Fred Karger, the openly gay Republican presidential candidate, held his own party at CPAC last night. Despite being barred from exhibiting or speaking at the conference, he kept his suite door open, set up an open bar and attracted a crowd of young Republicans and reporters.
He’s been on a roll recently, after his home state of California put his name on the ballot on Monday. He’s now on ballots in six states. But, at CPAC, he has been ignored.
“I’ll represent about 30 percent of the population on the ballot and this group won’t even rent me a booth,” said Karger, when I spoke to him at his party, “It’s the second year in a row. Last year, I didn’t take any action, but this year… I said, OK, I’m going to apply in November and get the early bird discount.”
Despite his best efforts, organizers from CPAC ignored him. He said the group told a Buzzfeed reporter they were sold out.
“I knew you couldn’t be sold out if you still had an early bird discount,” said Karger.
So in January he filed a discrimination complaint with the DC Human Rights Commission. On Friday morning, he met with the Human Rights Commission who is moving quickly with his complaint, according to Karger
“It goes next to mediation and CPAC is going to have to show up,” said Karger, who noted the commission has subpoena power.
He said if the commission sides with him then CPAC will have to allow gay people at their convention next year, which has been booked at the DC convention center, or they’re going to have to move to another location that doesn’t have a discrimination policy.
“I’m not settling for anything less than that,” said Karger.
Last year, CPAC angered some of its large sponsors like the Heritage Foundation, Family Research Council, Concerned Women for America, and Liberty University after it allowed GOProud, the gay Republican organization, to have a booth at the conference for the second year in a row. But after a change in leadership from David Keene, who defended GOProud’s presence, to Al Cardenas, they changed their policy. This year, CPAC sent GOProud a letter in July of 2011 informing them they would not be invited to participate in formal events for CPAC 2012.
Karger said taking a strong stance against gay rights is not helping the Republican Party.
“We’re a minority party, we need younger people, we need new blood, we’re going to be going the way of the dinosaurs,” said Karger, who hopes the party will be more inclusive.
He said the number one reason he’s running for president is to open the door for future gay candidates, “so they don’t have to have their fingers slammed in the door for no reason.”
Then he got back to his party, where unlike CPAC, Karger invited everyone.
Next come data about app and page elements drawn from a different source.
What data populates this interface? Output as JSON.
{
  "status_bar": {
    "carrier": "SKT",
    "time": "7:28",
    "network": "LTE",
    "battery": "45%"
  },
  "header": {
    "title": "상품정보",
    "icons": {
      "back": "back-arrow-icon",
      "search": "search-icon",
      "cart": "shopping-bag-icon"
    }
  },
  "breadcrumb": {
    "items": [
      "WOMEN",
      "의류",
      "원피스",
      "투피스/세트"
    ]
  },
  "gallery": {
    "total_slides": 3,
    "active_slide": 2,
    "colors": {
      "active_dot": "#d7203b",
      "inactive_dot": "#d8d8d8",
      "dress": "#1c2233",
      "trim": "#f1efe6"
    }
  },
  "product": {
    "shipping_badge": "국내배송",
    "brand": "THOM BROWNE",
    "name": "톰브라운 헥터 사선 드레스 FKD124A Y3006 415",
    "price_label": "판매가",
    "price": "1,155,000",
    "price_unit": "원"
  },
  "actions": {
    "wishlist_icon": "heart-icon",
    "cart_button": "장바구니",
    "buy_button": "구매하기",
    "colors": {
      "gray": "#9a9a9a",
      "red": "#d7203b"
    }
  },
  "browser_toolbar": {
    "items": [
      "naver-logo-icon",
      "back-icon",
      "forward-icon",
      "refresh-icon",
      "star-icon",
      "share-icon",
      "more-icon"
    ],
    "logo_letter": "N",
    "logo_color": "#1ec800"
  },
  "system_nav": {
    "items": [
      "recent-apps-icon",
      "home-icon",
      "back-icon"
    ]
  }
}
Around 11 p.m. the party was crowded and guests were jovial.
But then a couple of hotel security guards came and shut it down.
“This party is over,” said the large man wearing a fake police badge that said Marriott Security.